I created the BenefitsAll website several years ago but it was not until January 2014 that I added the BenefitsAll blog. My three main reasons for writing the blog are:
- to impart what I have learned over the years handling challenging employee benefit situations
- to point out the skills every top benefits pro needs to be effective, including good writing, analytical and technology skills
- to promote continuous learning that encourages questioning the status quo
Seeing all the high deductible health plans (HDHP) listed on the federal exchange (healthcare.gov) makes me reevaluate my unconditional support for the Affordable Care Act (aka Obamacare). But because I know that we need an alternative to and an eventual replacement of employer-sponsored health care, I am not promoting repeal of Obamacare, just some major revisions. Non-subsidized Obamacare coverage is too expensive and does not meet the objective of freeing up entrepreneurs to pursue their passions. The not-too-poor but also non-too-rich, healthy young professionals that may be the entrepreneurs of the present and future, are the ones paying the most for health care coverage under Obamacare. We need a fix. Continue Reading...
If One of Obamacare’s Biggest Critics Wants to Use It To Save His Business, Can It Really Be That Bad?
I read a ton of employee benefit articles everyday. And when you read as much as I do you start to think you can predict where the field is going. Of course not everyone agrees with my opinions. But that doesn't stop me from sharing them...
For example, it's my opinion that some of the biggest Obamacare critics will eat their words. I'm not just talking about these critics being proven wrong because that happens daily. I mean they will embrace the very law they claimed was the worst thing to ever happen to America. Don't agree? Well, how about this as an example...
In 2012 Donald Trump said this about Obamacare,
"...I know so many people who have companies where they are going to close them up as soon as it [Obamacare] really starts kicking in, which is in '14."

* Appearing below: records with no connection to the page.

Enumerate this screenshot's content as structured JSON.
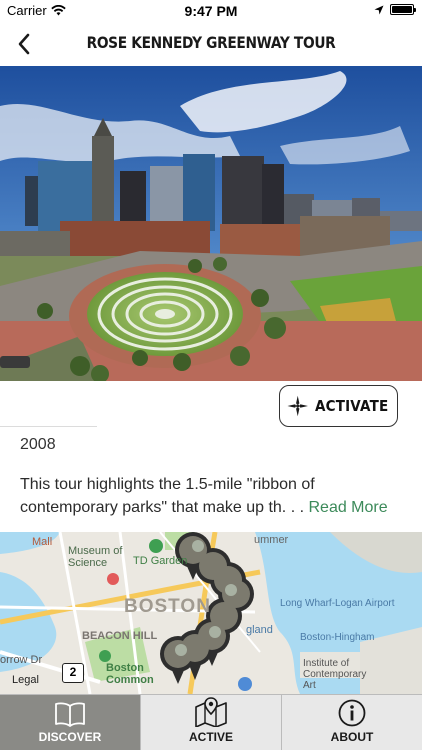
{
  "status_bar": {
    "carrier": "Carrier",
    "time": "9:47 PM",
    "battery_level": 1.0
  },
  "nav": {
    "title": "ROSE KENNEDY GREENWAY TOUR",
    "back_icon": "chevron-left-icon"
  },
  "hero": {
    "icon": "photo"
  },
  "actions": {
    "activate_label": "ACTIVATE",
    "activate_icon": "compass-icon"
  },
  "tour": {
    "year": "2008",
    "description": "This tour highlights the 1.5-mile \"ribbon of contemporary parks\" that make up th. . .",
    "read_more": "Read More"
  },
  "map": {
    "labels": {
      "mall": "Mall",
      "museum_of_science": "Museum of\nScience",
      "td_garden": "TD Garden",
      "boston": "BOSTON",
      "beacon_hill": "BEACON HILL",
      "long_wharf": "Long Wharf-Logan Airport",
      "boston_hingham": "Boston-Hingham",
      "england": "gland",
      "boston_common": "Boston\nCommon",
      "institute": "Institute of\nContemporary\nArt",
      "morrow": "orrow Dr",
      "summer": "ummer",
      "legal": "Legal"
    },
    "cluster_count": "2"
  },
  "tabs": [
    {
      "label": "DISCOVER",
      "icon": "book-icon",
      "selected": true
    },
    {
      "label": "ACTIVE",
      "icon": "map-pin-icon",
      "selected": false
    },
    {
      "label": "ABOUT",
      "icon": "info-icon",
      "selected": false
    }
  ],
  "colors": {
    "accent_green": "#3c8a5a",
    "tab_selected": "#8a8a86",
    "tab_unselected": "#e8e8e8"
  }
}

Irony of ironies, Trump Entertainment plans to stop paying for health care for thousands of union workers as it tries to avoid going out of business. And here is the kicker, Trump Entertainment wants to provide these workers with a $2,000 stipend to purchase coverage on the federal exchange. Yes, instead of ruining companies, one of Obamacare's greatest foes is trying to use it to save one of his. Continue Reading...
Health insurance companies are fresh out of ideas on how to save employers money. But saving employers money was never their primary purpose anyway. Their primary purpose is to maximize their own profits. So after teaching employers all of their best cost-shifting tricks over the last few decades, they are exploring other revenue-generating options.
What’s Going on With the Big Health Insurance Companies?
The rollout of Obamacare provided large health insurers with a glimpse of their future. This future includes greater competition and less bargaining power with providers. There are several telltale signs of these changes, but here are four that get my attention.
- They no longer have the benefit of price secrecy as their competitors can now see how they price their products on federal and state exchanges
- They are struggling to maintain their networks and bargaining position with medical providers and hospitals as these entities consolidate
- They let private employee benefit consulting firms like Aon Hewitt, Towers Watson and Mercer take the lead in the private exchanges movement. I am not convinced their hearts are in it and believe the only reason they are creating their own exchanges is because their competitors are, and
- They are looking more like IT companies than health insurers...